(Stored items)
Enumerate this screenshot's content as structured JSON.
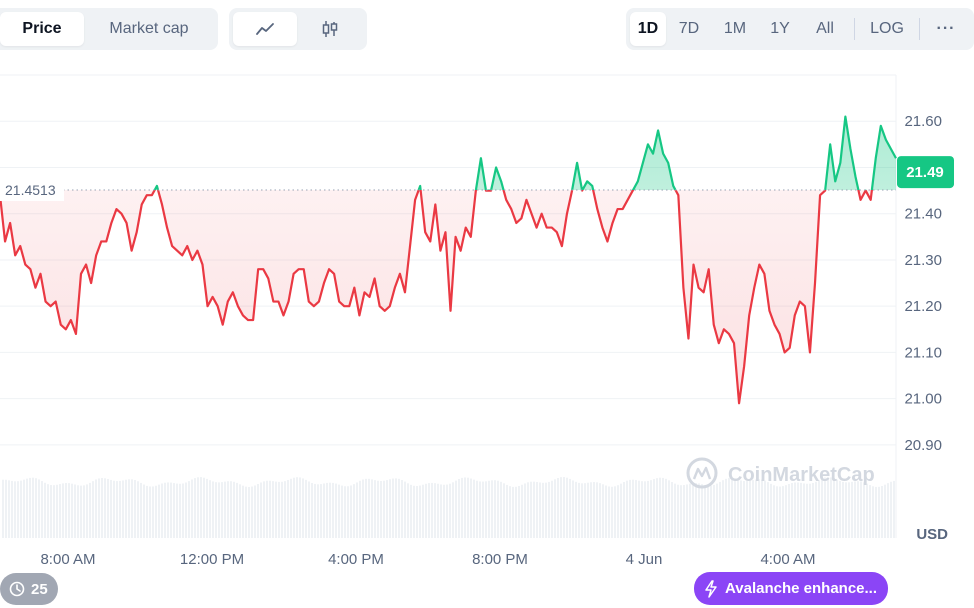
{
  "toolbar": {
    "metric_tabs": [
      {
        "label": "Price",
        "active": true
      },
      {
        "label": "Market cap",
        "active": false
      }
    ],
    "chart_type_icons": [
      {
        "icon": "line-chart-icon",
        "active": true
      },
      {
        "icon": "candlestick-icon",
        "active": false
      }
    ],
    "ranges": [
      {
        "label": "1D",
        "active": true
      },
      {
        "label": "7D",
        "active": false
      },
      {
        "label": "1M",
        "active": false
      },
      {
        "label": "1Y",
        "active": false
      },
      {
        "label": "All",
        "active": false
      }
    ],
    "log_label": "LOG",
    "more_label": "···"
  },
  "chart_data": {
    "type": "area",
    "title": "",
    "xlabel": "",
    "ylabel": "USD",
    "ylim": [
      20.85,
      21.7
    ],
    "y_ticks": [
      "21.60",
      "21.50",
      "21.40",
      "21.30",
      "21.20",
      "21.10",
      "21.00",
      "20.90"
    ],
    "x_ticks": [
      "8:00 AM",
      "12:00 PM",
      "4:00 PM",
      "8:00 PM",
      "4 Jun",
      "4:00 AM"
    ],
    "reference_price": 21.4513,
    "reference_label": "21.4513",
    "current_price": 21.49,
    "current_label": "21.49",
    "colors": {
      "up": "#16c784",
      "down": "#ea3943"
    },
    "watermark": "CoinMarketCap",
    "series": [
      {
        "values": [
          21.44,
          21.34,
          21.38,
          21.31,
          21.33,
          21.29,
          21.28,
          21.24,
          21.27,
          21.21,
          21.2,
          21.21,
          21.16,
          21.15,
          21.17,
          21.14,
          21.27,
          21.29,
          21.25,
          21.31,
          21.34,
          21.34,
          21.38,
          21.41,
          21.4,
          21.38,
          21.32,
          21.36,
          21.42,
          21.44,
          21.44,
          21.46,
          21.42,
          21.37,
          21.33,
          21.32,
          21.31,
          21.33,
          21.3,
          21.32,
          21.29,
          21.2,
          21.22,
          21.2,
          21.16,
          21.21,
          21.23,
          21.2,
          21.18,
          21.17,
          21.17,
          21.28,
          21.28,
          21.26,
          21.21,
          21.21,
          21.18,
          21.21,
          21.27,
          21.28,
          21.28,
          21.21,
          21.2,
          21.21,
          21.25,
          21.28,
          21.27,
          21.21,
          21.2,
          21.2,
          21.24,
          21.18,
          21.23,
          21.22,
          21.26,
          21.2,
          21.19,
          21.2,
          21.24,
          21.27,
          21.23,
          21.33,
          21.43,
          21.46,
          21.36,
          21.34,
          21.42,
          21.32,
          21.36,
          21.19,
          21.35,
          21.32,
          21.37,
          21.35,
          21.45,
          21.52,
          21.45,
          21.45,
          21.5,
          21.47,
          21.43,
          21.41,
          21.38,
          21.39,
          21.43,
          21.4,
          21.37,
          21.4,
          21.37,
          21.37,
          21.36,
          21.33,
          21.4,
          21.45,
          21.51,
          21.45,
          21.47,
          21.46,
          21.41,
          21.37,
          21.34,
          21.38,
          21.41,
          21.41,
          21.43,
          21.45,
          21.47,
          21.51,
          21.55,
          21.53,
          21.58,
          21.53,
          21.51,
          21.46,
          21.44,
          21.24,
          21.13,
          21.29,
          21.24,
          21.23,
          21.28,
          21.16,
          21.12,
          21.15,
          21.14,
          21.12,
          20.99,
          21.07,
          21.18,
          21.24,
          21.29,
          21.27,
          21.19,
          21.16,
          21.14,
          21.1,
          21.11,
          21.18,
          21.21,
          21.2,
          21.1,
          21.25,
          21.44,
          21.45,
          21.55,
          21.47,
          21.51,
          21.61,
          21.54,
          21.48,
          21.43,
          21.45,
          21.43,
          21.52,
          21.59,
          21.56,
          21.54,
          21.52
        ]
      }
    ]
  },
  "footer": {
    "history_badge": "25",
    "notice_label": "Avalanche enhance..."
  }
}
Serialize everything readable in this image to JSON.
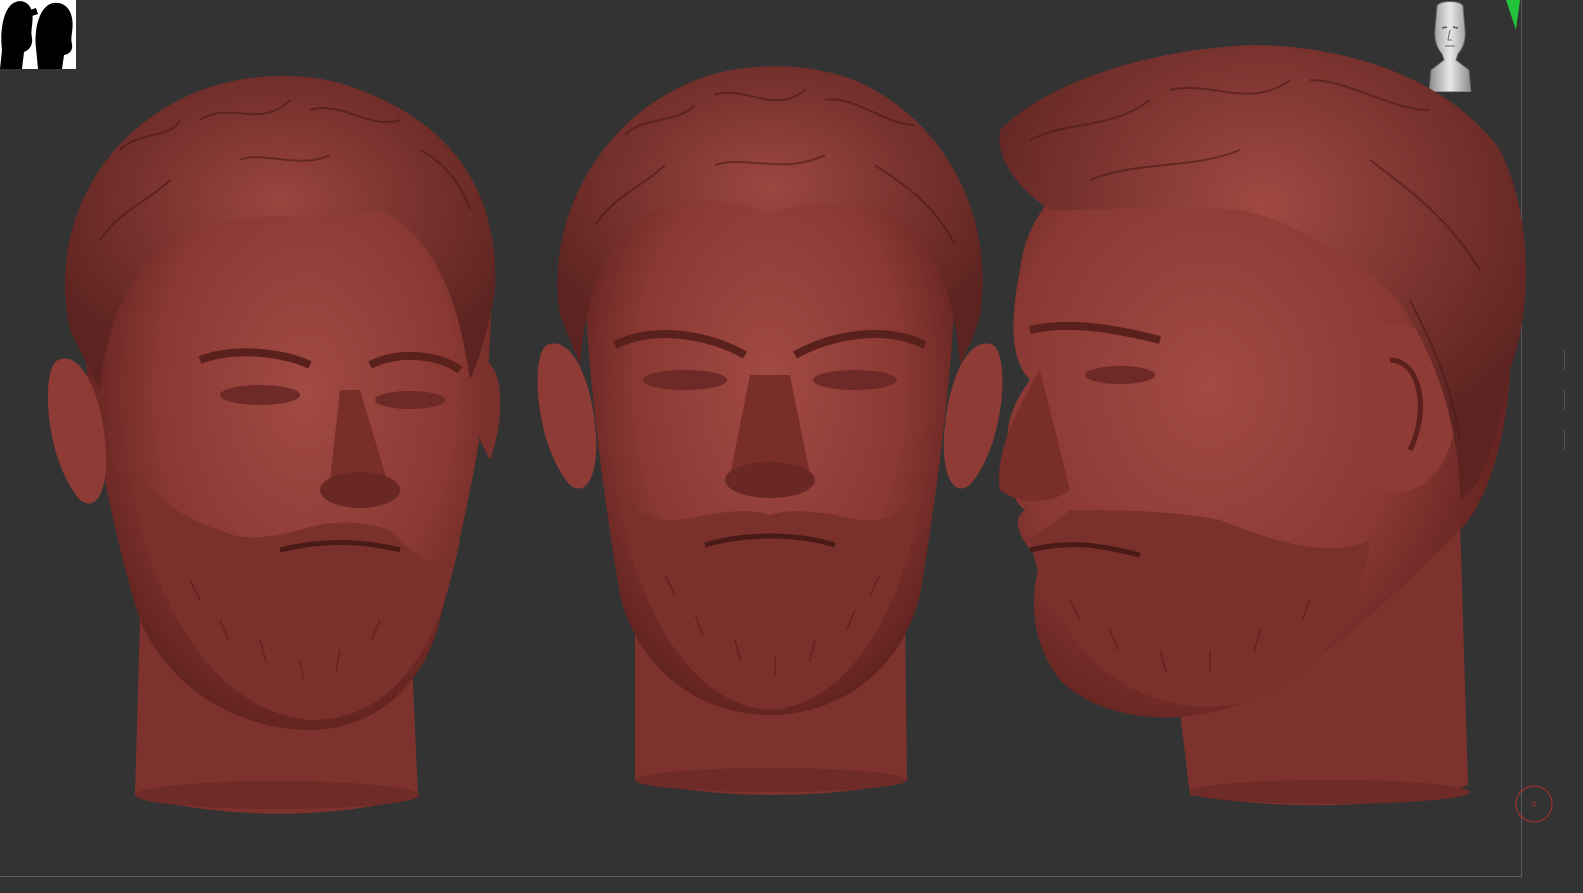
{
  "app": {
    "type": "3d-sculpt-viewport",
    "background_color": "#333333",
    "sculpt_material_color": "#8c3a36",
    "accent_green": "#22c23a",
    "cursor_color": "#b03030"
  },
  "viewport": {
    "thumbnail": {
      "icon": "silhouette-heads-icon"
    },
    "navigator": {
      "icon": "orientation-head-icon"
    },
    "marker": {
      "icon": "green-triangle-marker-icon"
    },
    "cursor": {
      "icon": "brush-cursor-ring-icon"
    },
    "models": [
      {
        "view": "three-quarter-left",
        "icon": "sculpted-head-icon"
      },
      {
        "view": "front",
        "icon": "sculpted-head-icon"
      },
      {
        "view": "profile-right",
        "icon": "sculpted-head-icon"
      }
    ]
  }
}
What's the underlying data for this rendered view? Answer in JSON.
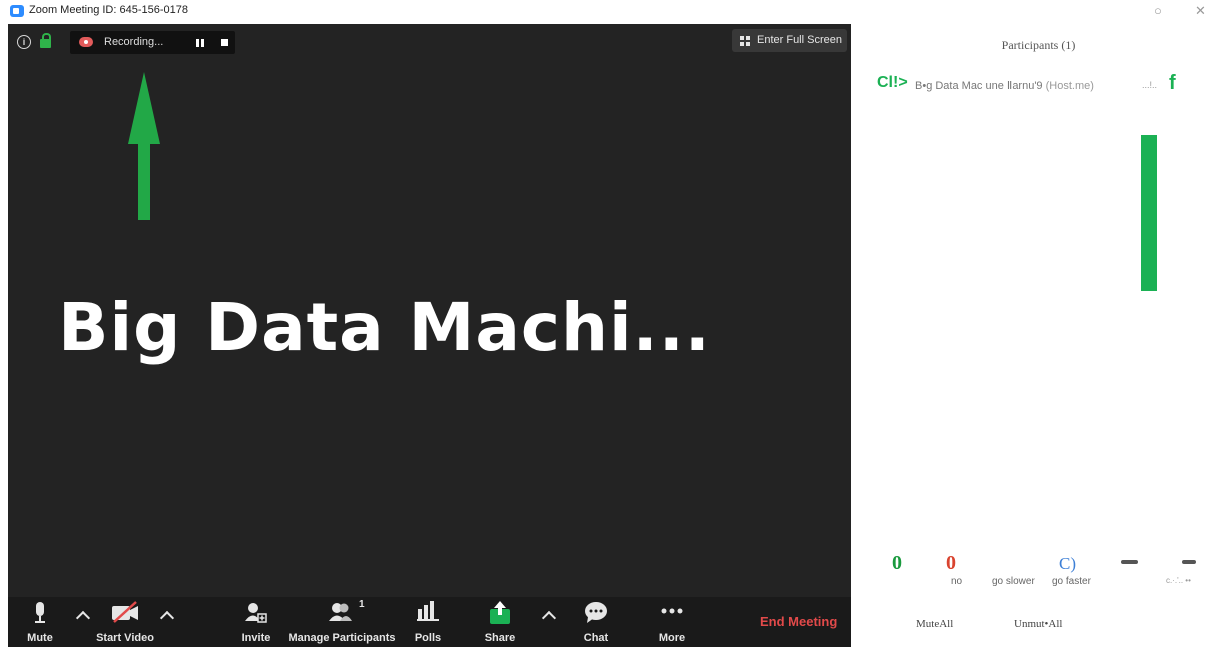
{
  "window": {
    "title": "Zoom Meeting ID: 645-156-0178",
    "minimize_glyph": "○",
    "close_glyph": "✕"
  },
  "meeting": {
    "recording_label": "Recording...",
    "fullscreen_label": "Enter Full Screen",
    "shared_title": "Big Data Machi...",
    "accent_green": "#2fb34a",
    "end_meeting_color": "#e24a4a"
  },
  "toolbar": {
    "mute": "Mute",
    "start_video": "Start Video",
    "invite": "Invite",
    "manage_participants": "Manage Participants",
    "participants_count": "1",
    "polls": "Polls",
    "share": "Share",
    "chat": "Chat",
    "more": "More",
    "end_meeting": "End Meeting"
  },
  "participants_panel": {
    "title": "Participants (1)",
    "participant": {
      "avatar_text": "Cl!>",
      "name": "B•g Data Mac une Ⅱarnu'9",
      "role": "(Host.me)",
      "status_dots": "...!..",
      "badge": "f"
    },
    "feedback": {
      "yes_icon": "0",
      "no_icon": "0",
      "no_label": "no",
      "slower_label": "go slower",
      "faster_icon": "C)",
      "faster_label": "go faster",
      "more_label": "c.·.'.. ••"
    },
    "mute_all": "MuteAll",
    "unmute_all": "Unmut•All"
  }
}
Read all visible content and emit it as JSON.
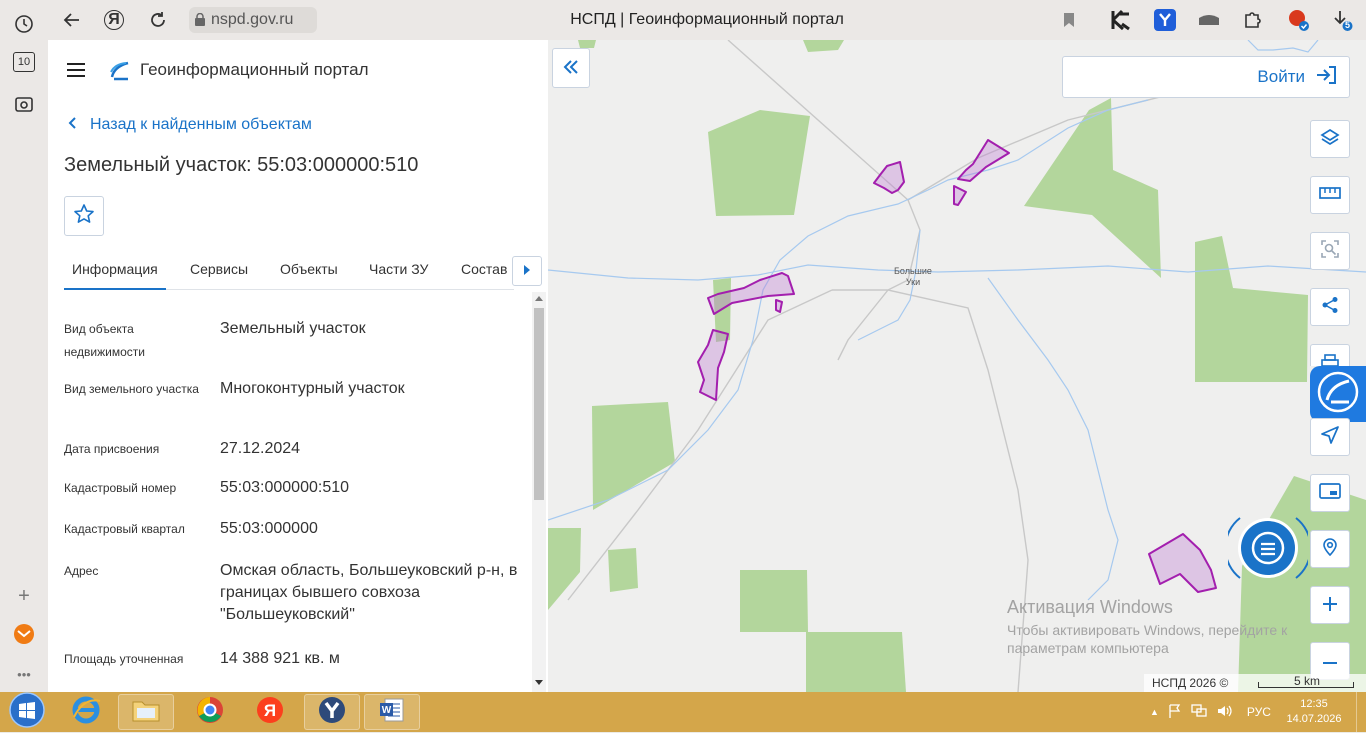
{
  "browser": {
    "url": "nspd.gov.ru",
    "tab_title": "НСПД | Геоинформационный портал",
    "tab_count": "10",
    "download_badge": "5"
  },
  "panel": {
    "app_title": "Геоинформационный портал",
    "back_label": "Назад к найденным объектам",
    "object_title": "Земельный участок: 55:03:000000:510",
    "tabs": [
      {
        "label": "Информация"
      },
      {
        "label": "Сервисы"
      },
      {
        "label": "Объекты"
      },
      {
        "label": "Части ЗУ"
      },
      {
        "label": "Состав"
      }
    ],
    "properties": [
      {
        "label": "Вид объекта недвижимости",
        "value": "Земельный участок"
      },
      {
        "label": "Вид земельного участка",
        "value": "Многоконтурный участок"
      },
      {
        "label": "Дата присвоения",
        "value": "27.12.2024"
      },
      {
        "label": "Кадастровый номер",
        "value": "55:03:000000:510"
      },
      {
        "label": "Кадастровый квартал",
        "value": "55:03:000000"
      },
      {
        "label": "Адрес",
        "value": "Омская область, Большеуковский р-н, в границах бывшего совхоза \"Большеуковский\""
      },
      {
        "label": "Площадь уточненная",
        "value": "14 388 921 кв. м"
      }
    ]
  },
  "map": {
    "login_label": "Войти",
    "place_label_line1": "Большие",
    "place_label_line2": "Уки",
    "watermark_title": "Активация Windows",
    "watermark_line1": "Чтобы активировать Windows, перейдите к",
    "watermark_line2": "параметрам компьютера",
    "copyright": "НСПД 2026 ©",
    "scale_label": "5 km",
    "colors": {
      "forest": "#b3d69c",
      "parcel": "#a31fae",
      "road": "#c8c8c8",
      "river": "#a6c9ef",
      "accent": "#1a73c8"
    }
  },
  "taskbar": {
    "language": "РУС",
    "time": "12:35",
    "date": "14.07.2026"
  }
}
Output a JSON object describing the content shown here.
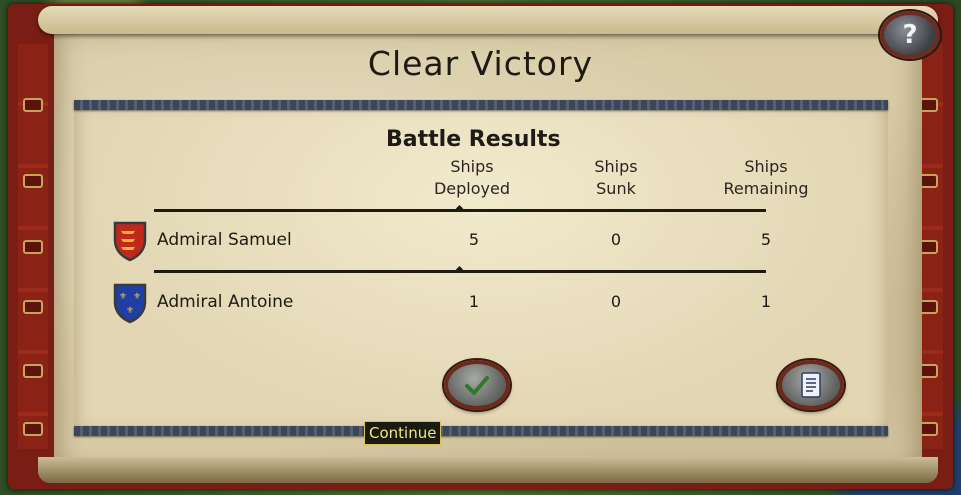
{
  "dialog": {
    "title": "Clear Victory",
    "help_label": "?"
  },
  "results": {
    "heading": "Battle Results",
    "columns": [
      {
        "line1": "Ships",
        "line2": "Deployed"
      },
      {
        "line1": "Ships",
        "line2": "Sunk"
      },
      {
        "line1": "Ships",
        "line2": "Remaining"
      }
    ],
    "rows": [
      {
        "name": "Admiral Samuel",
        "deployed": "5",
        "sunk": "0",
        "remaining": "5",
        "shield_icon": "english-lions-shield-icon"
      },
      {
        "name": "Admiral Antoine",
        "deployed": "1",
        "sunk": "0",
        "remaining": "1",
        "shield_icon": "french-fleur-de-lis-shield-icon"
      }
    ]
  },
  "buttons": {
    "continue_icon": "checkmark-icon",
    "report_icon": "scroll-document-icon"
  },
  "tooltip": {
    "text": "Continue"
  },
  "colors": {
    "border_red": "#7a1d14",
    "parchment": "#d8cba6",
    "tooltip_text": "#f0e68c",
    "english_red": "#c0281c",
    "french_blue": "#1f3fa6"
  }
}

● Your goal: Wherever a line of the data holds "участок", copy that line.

● Exercise answer:
    "object_title": "Земельный участок: 55:03:000000:510",
        "value": "Земельный участок"
        "value": "Многоконтурный участок"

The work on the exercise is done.